Growing up she attended Alford Academy where her father was a teacher, and was very dedicated to her studies. Despite being offered a record deal at 16, she turned it down in favour of studying medicine at Glasgow University. She ended up obtaining a degree in neuroscience and then, with an education to fall back on safely under her belt, she embarked on a rewarding career in music.
Before the age of 30, Emeli had sold more than a million copies of an album, won three Brit awards, performed at both the opening and closing ceremonies of the London Olympics, and has received an MBE.
Despite her global success, the singer still fondly remembers the place where her career first started to take off, saying: “Sometimes you can get caught up in the industry and want to achieve this, that and the other. But then going back to Aberdeen and remembering all the little bars I used to play, I thought it was so nice they supported me.”
Emile Sandé wasn’t the only musician to represent Aberdeenshire in the 2012 Opening Ceremony, with Evelyn Glennie not only performing on the night but also collaborating with Underworld on the official soundtrack for the event.
Born in 1965, Dame Evelyn Glennie is a celebrated virtuoso percussionist who was raised in Aberdeenshire. Her father, Herbert Arthur Glennie, was an accordionist in a Scottish country band and her development was strongly influenced by the musical traditions of the North East.
Glennie has been profoundly deaf since the age of 12, but uses other parts of her body to feel the sounds of music, being known to perform barefoot so as better to sense the vibrations.
Despite not being able to hear in the traditional sense, Evelyn is astoundingly virtuosic in her field, being the first person in history to successfully maintain a full-time career as a solo percussionist.
Evelyn has received over 90 international awards during her career, including two Grammys and the Polar Music Prize. Evelyn is a pioneer in sound creation, and still tours extensively – performing in more than 100 concerts a year.
Although born and raised in North Wales, Paul Mealor has to be included in this list, as he has been living in Aberdeen since 2003 where he occupies the role of Professor of Composition at the University of Aberdeen.
Mealor shot to stardom in 2011 when his motet ‘Ubi Caritas et Amor’ was commissioned by Prince William for his Royal Wedding to Kate Middleton. This exposed Paul’s music to an audience of over 2.5 billion people – the largest in broadcasting history. The piece has since topped the Classical singles charts in not only the UK, but also the USA, Australia, France and New Zealand.
In the 2012 he was voted the ‘nation’s favourite living composer’ and achieved the highest placing for a new entry in the Hall of Fame’s history with the song ‘Wherever You Are’ which soared straight to number five. The song was the fastest selling single since Elton John’s ‘Candle in The Wind’ and was the UK’s Christmas number one in 2011.

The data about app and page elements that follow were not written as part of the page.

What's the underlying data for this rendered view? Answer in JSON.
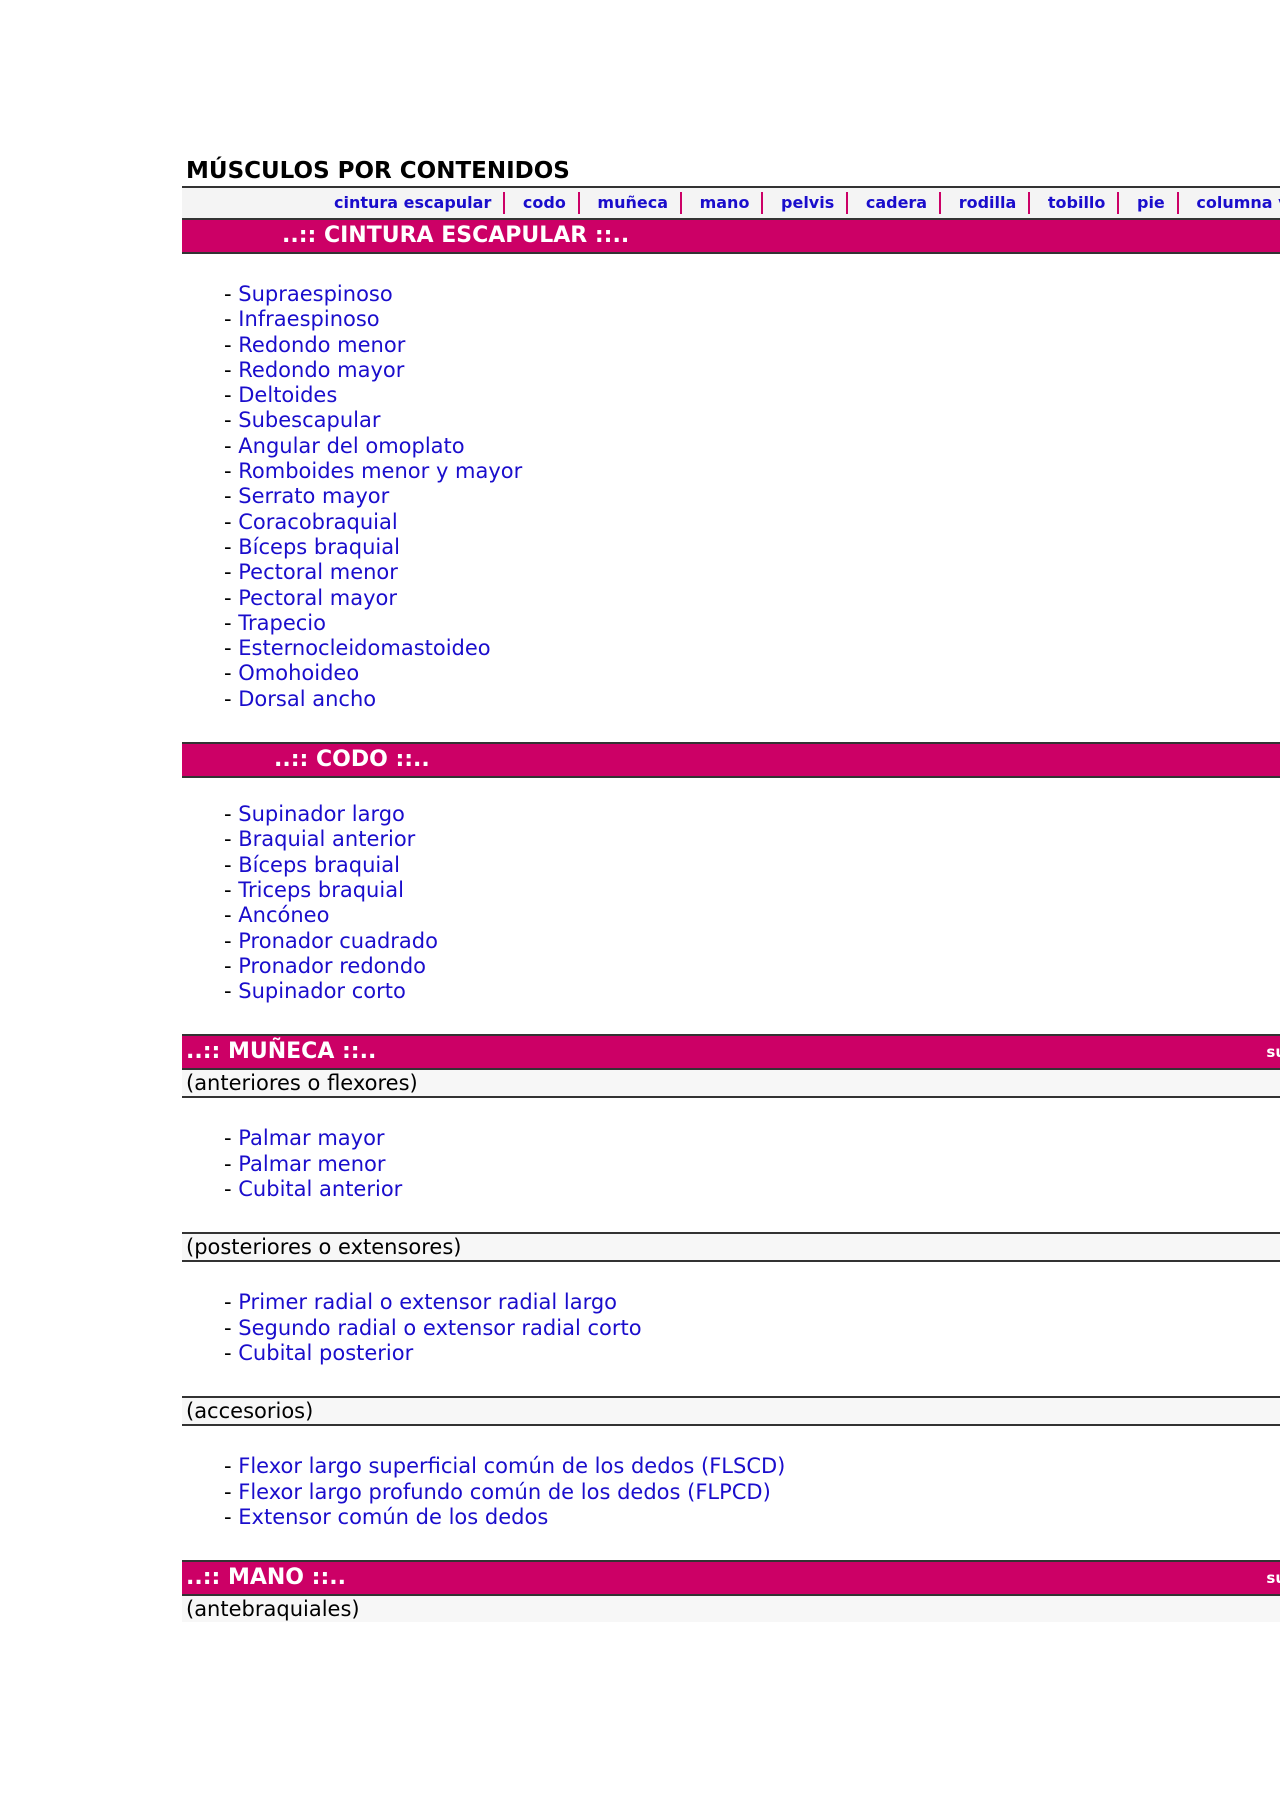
{
  "title": "MÚSCULOS POR CONTENIDOS",
  "nav": [
    "cintura escapular",
    "codo",
    "muñeca",
    "mano",
    "pelvis",
    "cadera",
    "rodilla",
    "tobillo",
    "pie",
    "columna ve"
  ],
  "dash": "- ",
  "sections": {
    "cintura": {
      "title": "..:: CINTURA ESCAPULAR ::..",
      "items": [
        "Supraespinoso",
        "Infraespinoso",
        "Redondo menor",
        "Redondo mayor",
        "Deltoides",
        "Subescapular",
        "Angular del omoplato",
        "Romboides menor y mayor",
        "Serrato mayor",
        "Coracobraquial",
        "Bíceps braquial",
        "Pectoral menor",
        "Pectoral mayor",
        "Trapecio",
        "Esternocleidomastoideo",
        "Omohoideo",
        "Dorsal ancho"
      ]
    },
    "codo": {
      "title": "..:: CODO ::..",
      "items": [
        "Supinador largo",
        "Braquial anterior",
        "Bíceps braquial",
        "Triceps braquial",
        "Ancóneo",
        "Pronador cuadrado",
        "Pronador redondo",
        "Supinador corto"
      ]
    },
    "muneca": {
      "title": "..:: MUÑECA ::..",
      "right": "su",
      "groups": [
        {
          "label": "(anteriores o flexores)",
          "items": [
            "Palmar mayor",
            "Palmar menor",
            "Cubital anterior"
          ]
        },
        {
          "label": "(posteriores o extensores)",
          "items": [
            "Primer radial o extensor radial largo",
            "Segundo radial o extensor radial corto",
            "Cubital posterior"
          ]
        },
        {
          "label": "(accesorios)",
          "items": [
            "Flexor largo superficial común de los dedos (FLSCD)",
            "Flexor largo profundo común de los dedos (FLPCD)",
            "Extensor común de los dedos"
          ]
        }
      ]
    },
    "mano": {
      "title": "..:: MANO ::..",
      "right": "su",
      "groups": [
        {
          "label": "(antebraquiales)"
        }
      ]
    }
  }
}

He has received many awards and accolades so far, in his career, including Fellowship of the Royal Society of Arts , being appointed a Free Burgess of The City of Aberdeen in 2012, and in January of this year HM Queen Elizabeth II appointed him an ‘Officer of the Venerable Order of St John’.